“In my judgment a court can and often will taking a starting point, but no more than a starting point, that a contemporaneous entry made by a medical professional is likely to be a correct and accurate record of what was said and done at a consultation/examination.” [Emphasis added]
    1. As for the approach to evaluation of the evidence of a witness I set out my view in Pomphrey v Secretary of State for Health & North Bristol NHS Trust [2019] EWHC QBD [2019] Med LR Plus 25:
[31]   I start with some very general and basic propositions. When evaluating the evidence of a witness whose testimony has been challenged it should be broken down into its component parts. If one element is incorrect it may, but does not necessarily mean, that the rest of the evidence is unreliable. There are a number of reasons why an incorrect element has crept in. Apart from the obvious loss of recollection due to the passage of time, there may be a process of conscious or subconscious reconstruction or exposure to the recollection of another which has corrupted or created the recollection of an event or part of an event.
[32]   The court must also have regard to the fact that there can be bias, conscious or subconscious within the recollection process. When asked to recall an event that took place some time ago within the context of criticism people often take an initial stance that they cannot have been at fault; all the more so if the act in question was in terms of their ordinary lives; unmemorable. There is a tendency to fall back on usual practice with the tell-tale statement being “I would have” rather than “I remember that I did”.
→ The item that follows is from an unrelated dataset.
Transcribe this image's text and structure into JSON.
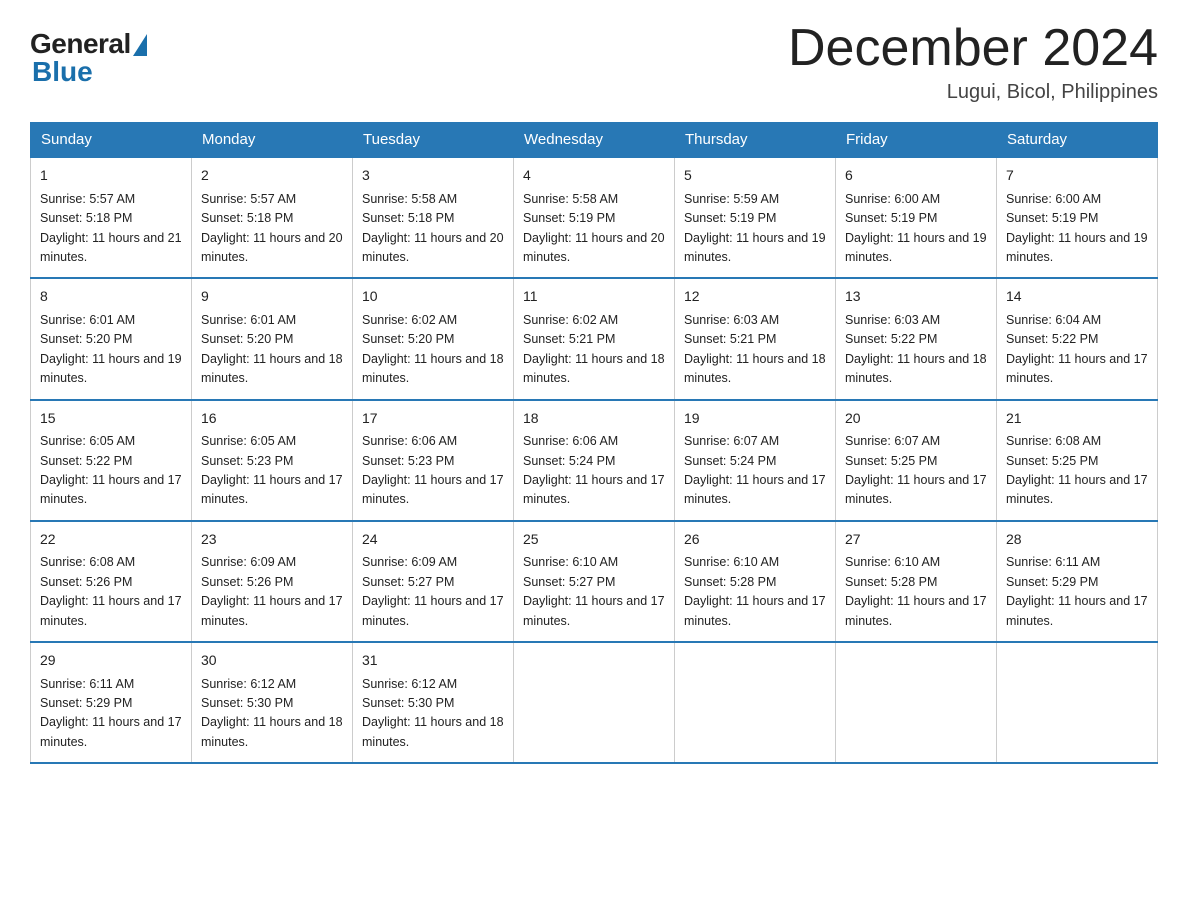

[33]   To approach the exercise of fact finding in a complex case (when faced with stark conflicts in witness evidence) as necessarily requiring all the pieces of the jigsaw to be fitted together is often both flawed and an exercise in the impossible. This is because individual pieces of the jigsaw may be wrong, distorted to a greater or lesser degree or absent. Indeed, it is not possible to make findings if the state of the evidence or other matters mean that it is not proper to do so (see generally Rhesa Shipping Co SA v Edmunds (The Popi (M) [1985] 1 WLR 948). However, often a sufficient number of pieces may be fitted together to allow the full picture to be seen.
    1. The hearing in this case took place seventeen years to the day after the events in issue. LJR first prepared a statement eight years after the meeting with Dr Salman. I have no doubt she has discussed what took place with her mother and husband, both of whom gave evidence, on many occasions. As for Dr Salman she was first asked to cast her mind back to October 2004 in 2018. Fourteen years of practice as a Doctor had intervened during which the focus amongst practitioners on reduced fetal movements had increased. As a result I have considered the reliability of the recollections of the principal witnesses with great care.
    1. The critical medical note records active fetal movement (“Active FMs”). However, such an entry, which does not state if the movements were seen on scan or reported by LJR, does not preclude concern having been expressed by LJR that there had been reduced (as opposed to no) movement recently. Dr Salman’s evidence was that if such concern has been expressed she would have recorded it, and as she had not made a record of such a concern it cannot have been raised.  However as I have already stated I believe that her recollection has been affected by the intervening years of practice and the greater emphasis on reduced fetal movement since 2011.
    1. Mr Nolan QC understandably placed heavy reliance on the entries in the medical records on and after the 10Th October which made no reference to LJR’s concern about reduced fetal movements on Wednesday (or from Tuesday evening) and in   particular upon the entry made on 12th October 2004 by Dr  Budge.  However LJR’s explanation; that she was reassured on the Wednesday by Dr Salman about fetal movement, and so discounted that day, is potentially supported by the record that
“(the) scan reported Ⓝ movements.
The reference to a strong movement on Friday within Dr Budge’s note is wholly consistent with her evidence.